[The problem]: Your answer must be an exact copy of the entries, containing no images.

[Given records]:

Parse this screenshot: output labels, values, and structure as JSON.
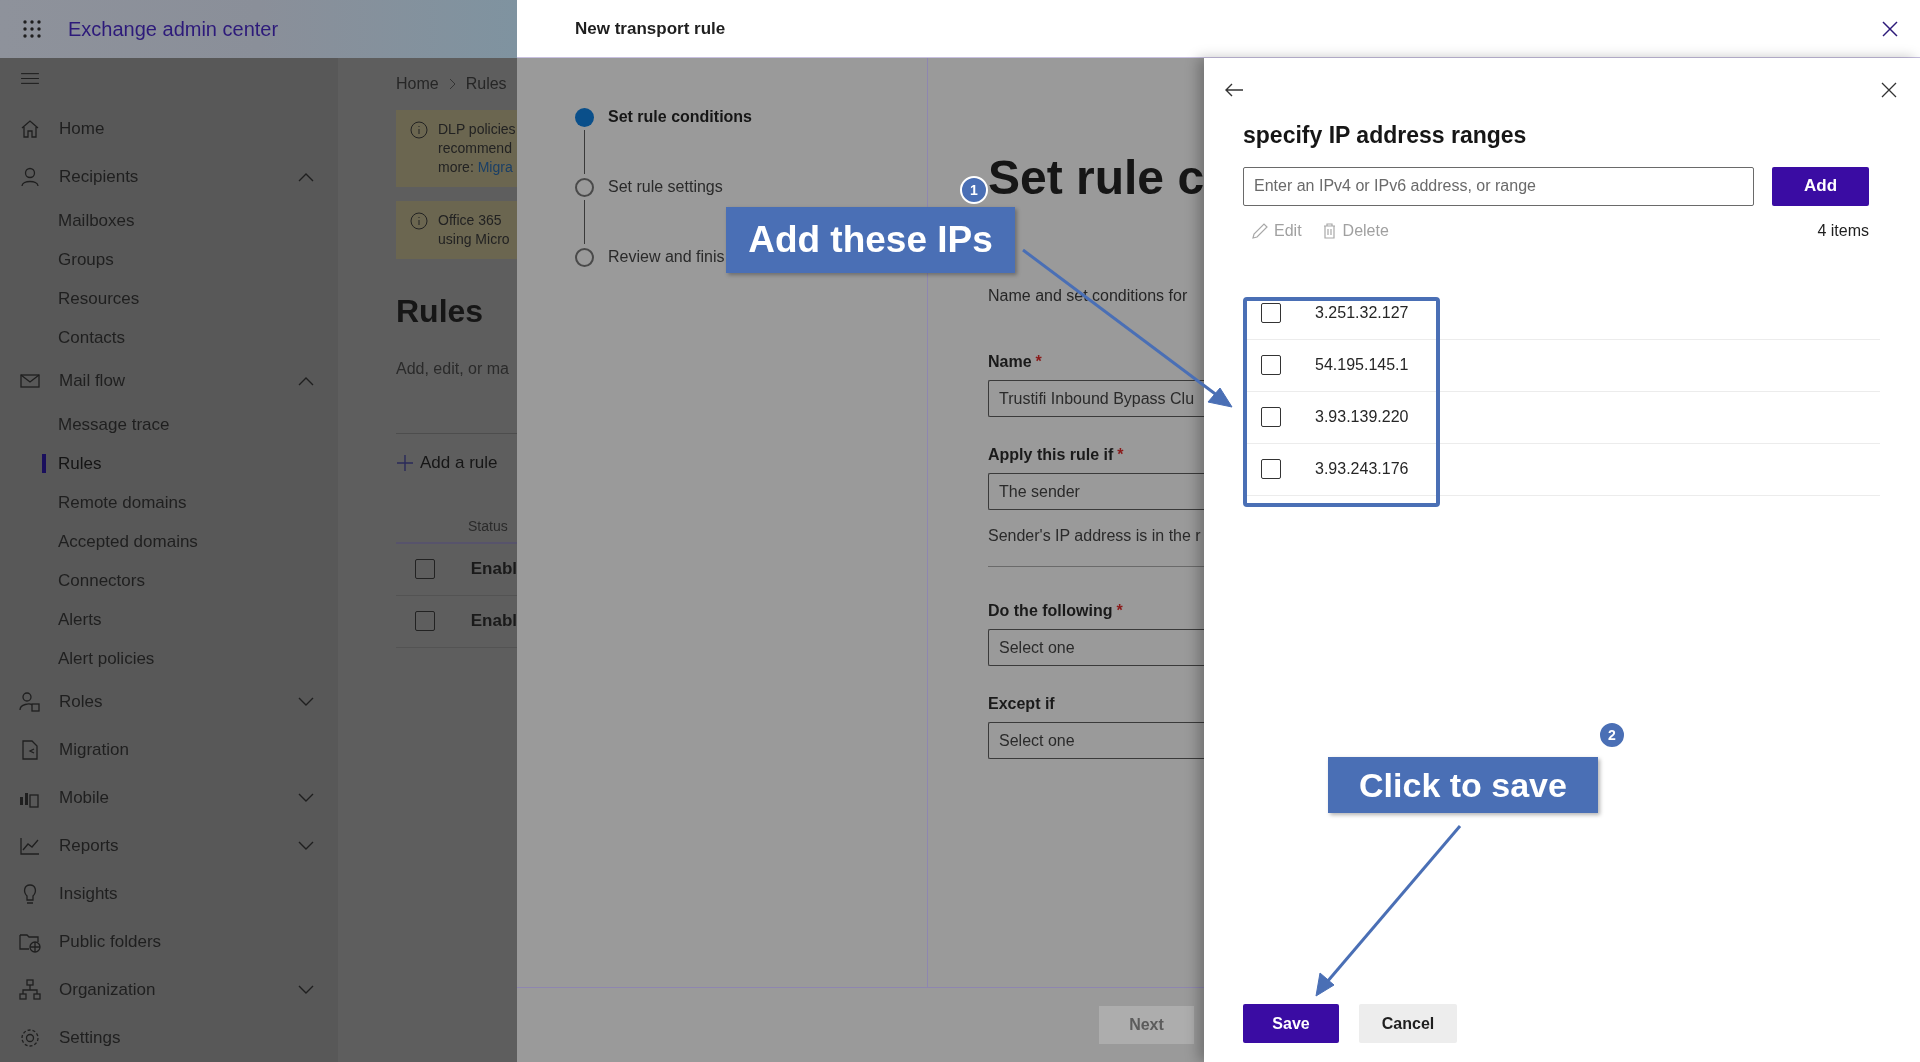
{
  "app_title": "Exchange admin center",
  "sidebar": {
    "items": [
      {
        "label": "Home",
        "selected": false
      },
      {
        "label": "Recipients",
        "selected": false,
        "expanded": true,
        "children": [
          {
            "label": "Mailboxes",
            "selected": false
          },
          {
            "label": "Groups",
            "selected": false
          },
          {
            "label": "Resources",
            "selected": false
          },
          {
            "label": "Contacts",
            "selected": false
          }
        ]
      },
      {
        "label": "Mail flow",
        "selected": false,
        "expanded": true,
        "children": [
          {
            "label": "Message trace",
            "selected": false
          },
          {
            "label": "Rules",
            "selected": true
          },
          {
            "label": "Remote domains",
            "selected": false
          },
          {
            "label": "Accepted domains",
            "selected": false
          },
          {
            "label": "Connectors",
            "selected": false
          },
          {
            "label": "Alerts",
            "selected": false
          },
          {
            "label": "Alert policies",
            "selected": false
          }
        ]
      },
      {
        "label": "Roles",
        "selected": false,
        "expanded": false
      },
      {
        "label": "Migration",
        "selected": false
      },
      {
        "label": "Mobile",
        "selected": false,
        "expanded": false
      },
      {
        "label": "Reports",
        "selected": false,
        "expanded": false
      },
      {
        "label": "Insights",
        "selected": false
      },
      {
        "label": "Public folders",
        "selected": false
      },
      {
        "label": "Organization",
        "selected": false,
        "expanded": false
      },
      {
        "label": "Settings",
        "selected": false
      }
    ]
  },
  "background_page": {
    "breadcrumb": [
      "Home",
      "Rules"
    ],
    "banners": [
      {
        "lines": [
          "DLP policies",
          "recommend",
          "more: "
        ],
        "link": "Migra"
      },
      {
        "lines": [
          "Office 365",
          "using Micro"
        ]
      }
    ],
    "title": "Rules",
    "description": "Add, edit, or ma",
    "add_button": "Add a rule",
    "column": "Status",
    "rows": [
      {
        "status": "Enabl",
        "checked": false
      },
      {
        "status": "Enabl",
        "checked": false
      }
    ]
  },
  "transport_rule": {
    "title": "New transport rule",
    "steps": [
      {
        "label": "Set rule conditions",
        "selected": true
      },
      {
        "label": "Set rule settings",
        "selected": false
      },
      {
        "label": "Review and finis",
        "selected": false
      }
    ],
    "heading": "Set rule c",
    "description": "Name and set conditions for",
    "fields": [
      {
        "label": "Name",
        "required_mark": "*",
        "value": "Trustifi Inbound Bypass Clu"
      },
      {
        "label": "Apply this rule if",
        "required_mark": "*",
        "value": "The sender",
        "helper": "Sender's IP address is in the r"
      },
      {
        "label": "Do the following",
        "required_mark": "*",
        "value": "Select one"
      },
      {
        "label": "Except if",
        "value": "Select one"
      }
    ],
    "next_button": {
      "label": "Next",
      "disabled": true
    }
  },
  "ip_panel": {
    "title": "specify IP address ranges",
    "placeholder": "Enter an IPv4 or IPv6 address, or range",
    "add_button": "Add",
    "toolbar": [
      {
        "label": "Edit",
        "disabled": true
      },
      {
        "label": "Delete",
        "disabled": true
      }
    ],
    "count": "4 items",
    "rows": [
      {
        "address": "3.251.32.127",
        "checked": false
      },
      {
        "address": "54.195.145.1",
        "checked": false
      },
      {
        "address": "3.93.139.220",
        "checked": false
      },
      {
        "address": "3.93.243.176",
        "checked": false
      }
    ],
    "save_button": "Save",
    "cancel_button": "Cancel"
  },
  "callouts": [
    {
      "text": "Add these IPs",
      "badge": "1"
    },
    {
      "text": "Click to save",
      "badge": "2"
    }
  ]
}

[Response area]:
Parse this screenshot: output labels, values, and structure as JSON.
{
  "app_title": "Exchange admin center",
  "sidebar": {
    "items": [
      {
        "label": "Home",
        "selected": false
      },
      {
        "label": "Recipients",
        "selected": false,
        "expanded": true,
        "children": [
          {
            "label": "Mailboxes",
            "selected": false
          },
          {
            "label": "Groups",
            "selected": false
          },
          {
            "label": "Resources",
            "selected": false
          },
          {
            "label": "Contacts",
            "selected": false
          }
        ]
      },
      {
        "label": "Mail flow",
        "selected": false,
        "expanded": true,
        "children": [
          {
            "label": "Message trace",
            "selected": false
          },
          {
            "label": "Rules",
            "selected": true
          },
          {
            "label": "Remote domains",
            "selected": false
          },
          {
            "label": "Accepted domains",
            "selected": false
          },
          {
            "label": "Connectors",
            "selected": false
          },
          {
            "label": "Alerts",
            "selected": false
          },
          {
            "label": "Alert policies",
            "selected": false
          }
        ]
      },
      {
        "label": "Roles",
        "selected": false,
        "expanded": false
      },
      {
        "label": "Migration",
        "selected": false
      },
      {
        "label": "Mobile",
        "selected": false,
        "expanded": false
      },
      {
        "label": "Reports",
        "selected": false,
        "expanded": false
      },
      {
        "label": "Insights",
        "selected": false
      },
      {
        "label": "Public folders",
        "selected": false
      },
      {
        "label": "Organization",
        "selected": false,
        "expanded": false
      },
      {
        "label": "Settings",
        "selected": false
      }
    ]
  },
  "background_page": {
    "breadcrumb": [
      "Home",
      "Rules"
    ],
    "banners": [
      {
        "lines": [
          "DLP policies",
          "recommend",
          "more: "
        ],
        "link": "Migra"
      },
      {
        "lines": [
          "Office 365",
          "using Micro"
        ]
      }
    ],
    "title": "Rules",
    "description": "Add, edit, or ma",
    "add_button": "Add a rule",
    "column": "Status",
    "rows": [
      {
        "status": "Enabl",
        "checked": false
      },
      {
        "status": "Enabl",
        "checked": false
      }
    ]
  },
  "transport_rule": {
    "title": "New transport rule",
    "steps": [
      {
        "label": "Set rule conditions",
        "selected": true
      },
      {
        "label": "Set rule settings",
        "selected": false
      },
      {
        "label": "Review and finis",
        "selected": false
      }
    ],
    "heading": "Set rule c",
    "description": "Name and set conditions for",
    "fields": [
      {
        "label": "Name",
        "required_mark": "*",
        "value": "Trustifi Inbound Bypass Clu"
      },
      {
        "label": "Apply this rule if",
        "required_mark": "*",
        "value": "The sender",
        "helper": "Sender's IP address is in the r"
      },
      {
        "label": "Do the following",
        "required_mark": "*",
        "value": "Select one"
      },
      {
        "label": "Except if",
        "value": "Select one"
      }
    ],
    "next_button": {
      "label": "Next",
      "disabled": true
    }
  },
  "ip_panel": {
    "title": "specify IP address ranges",
    "placeholder": "Enter an IPv4 or IPv6 address, or range",
    "add_button": "Add",
    "toolbar": [
      {
        "label": "Edit",
        "disabled": true
      },
      {
        "label": "Delete",
        "disabled": true
      }
    ],
    "count": "4 items",
    "rows": [
      {
        "address": "3.251.32.127",
        "checked": false
      },
      {
        "address": "54.195.145.1",
        "checked": false
      },
      {
        "address": "3.93.139.220",
        "checked": false
      },
      {
        "address": "3.93.243.176",
        "checked": false
      }
    ],
    "save_button": "Save",
    "cancel_button": "Cancel"
  },
  "callouts": [
    {
      "text": "Add these IPs",
      "badge": "1"
    },
    {
      "text": "Click to save",
      "badge": "2"
    }
  ]
}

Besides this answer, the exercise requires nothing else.